A Long Journey by Sue Mullinger


Bridget was pleased to find an empty seat on the bus. Her customers all seemed to have complaints and the day had been long. She did not have a lunch break as a couple of members’ of staff were on holiday. Bridget knew she could not leave her till unattended. Her feet ached and she gratefully sat down.

 When all the passengers were loaded, the driver drove out of the bus station. At the next stop, several people got on including a young mother with a toddler and baby in a buggy.

 The mother sat and looked at her mobile phone. She never looked for her small son. He had climbed on a seat behind Bridget and was bouncing up and down. Then he jumped across the aisle. When the bus moved from the stop the child began running towards the back of the bus. He was shouting for his mother to watch but she ignored him and the baby in the buggy while she continued to look at the screen.

 Bridget tried calling the mother, tried telling her the son was going to hurt himself but the young woman remained engrossed in her phone.The little boy was getting louder and louder. Bus began to gain speed and the boy jumped off a compartment for luggage but this time he fell. He landed heavily with a thud. The boy started to cry and still the mother took no notice of him.

 Bridget saw that a man had gone and picked up the boy. He was checking him over to make sure the child was not hurt. It was then that the mother looked up and unleashed a set of profanities when she saw her son in the arms of a stranger.

 The man put the boy down and rushed back to his seat not saying anything. A general murmur of disbelief was heard throughout the vehicle. Bridget pressed the button to get off at the next stop. As she walked by the mother she could not resist saying bus passengers are not your children’s carers. She told her she should be happy that her son had not been seriously hurt.

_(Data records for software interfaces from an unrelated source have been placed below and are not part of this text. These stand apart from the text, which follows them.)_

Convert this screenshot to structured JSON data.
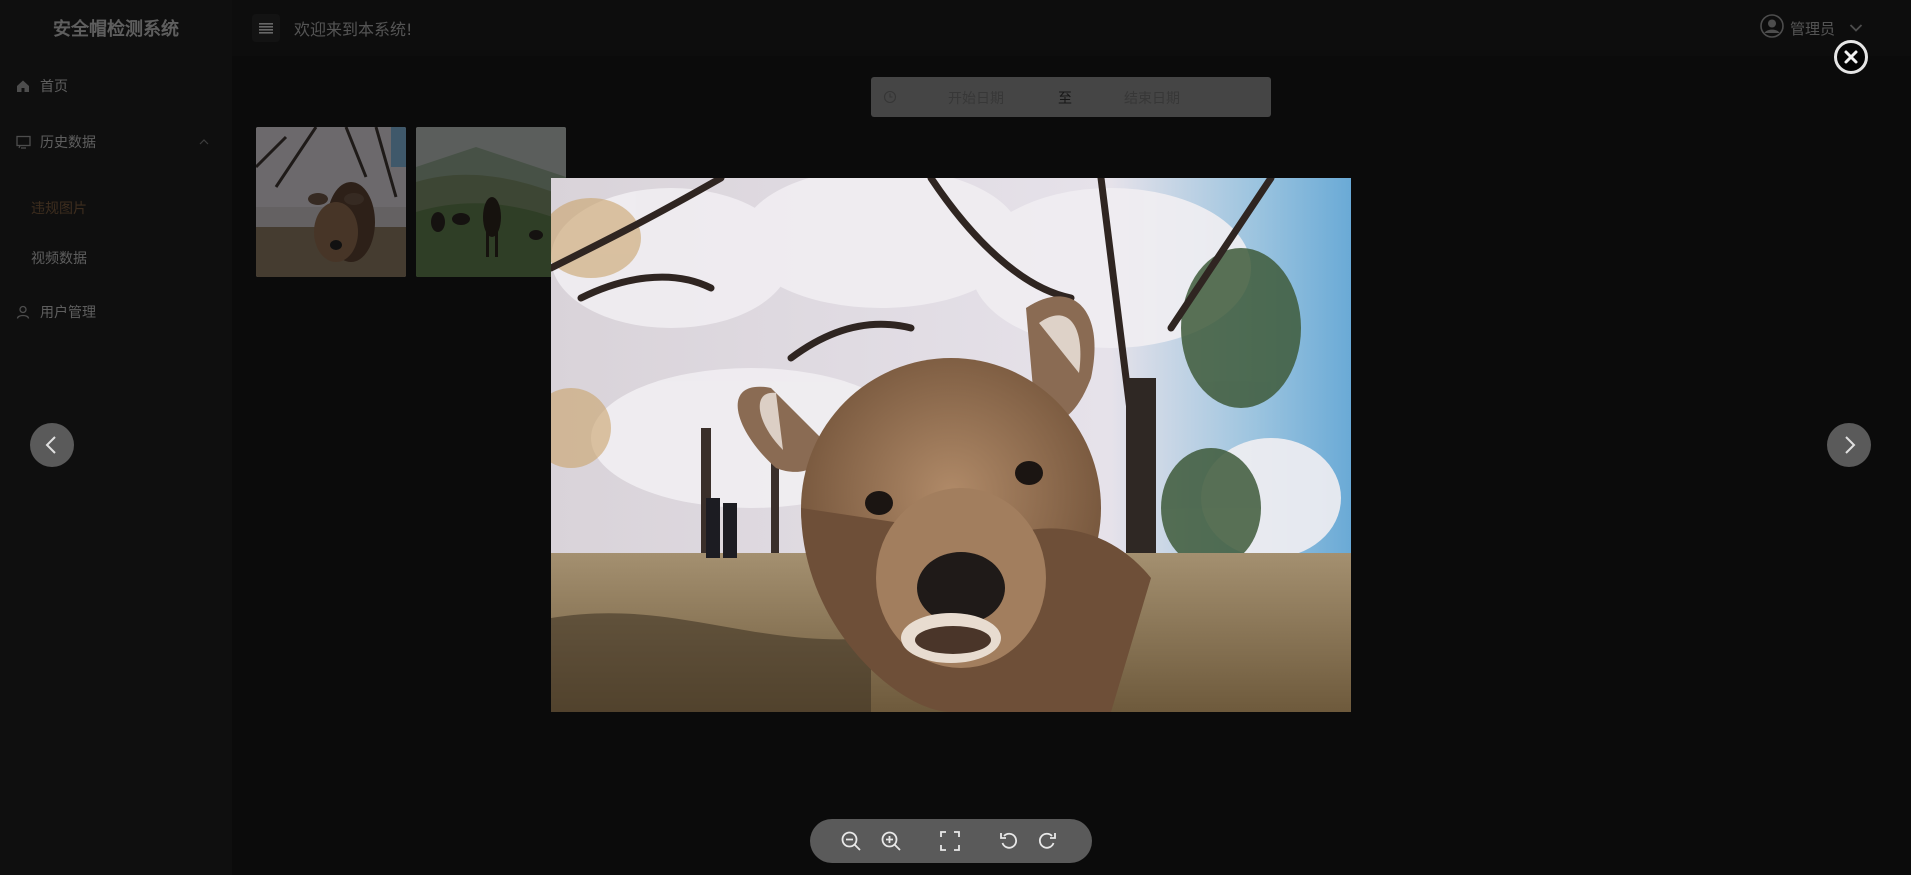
{
  "app": {
    "title": "安全帽检测系统"
  },
  "header": {
    "welcome": "欢迎来到本系统!",
    "user_name": "管理员"
  },
  "sidebar": {
    "items": [
      {
        "label": "首页",
        "icon": "home-icon"
      },
      {
        "label": "历史数据",
        "icon": "monitor-icon",
        "expanded": true,
        "children": [
          {
            "label": "违规图片",
            "active": true
          },
          {
            "label": "视频数据",
            "active": false
          }
        ]
      },
      {
        "label": "用户管理",
        "icon": "user-icon"
      }
    ]
  },
  "filter": {
    "start_placeholder": "开始日期",
    "separator": "至",
    "end_placeholder": "结束日期"
  },
  "thumbnails": [
    {
      "subject": "deer",
      "icon": "image-thumbnail-deer"
    },
    {
      "subject": "horses",
      "icon": "image-thumbnail-horses"
    }
  ],
  "viewer": {
    "open": true,
    "current_index": 0,
    "toolbar_icons": [
      "zoom-out-icon",
      "zoom-in-icon",
      "fullscreen-icon",
      "rotate-left-icon",
      "rotate-right-icon"
    ]
  },
  "colors": {
    "sidebar_bg": "#1f1f1f",
    "header_bg": "#1b1b1b",
    "active_menu": "#7a5a3c",
    "overlay": "rgba(0,0,0,0.5)"
  }
}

     Descending the bus steps Bridget blushed when she received a round of applause from the other passengers.’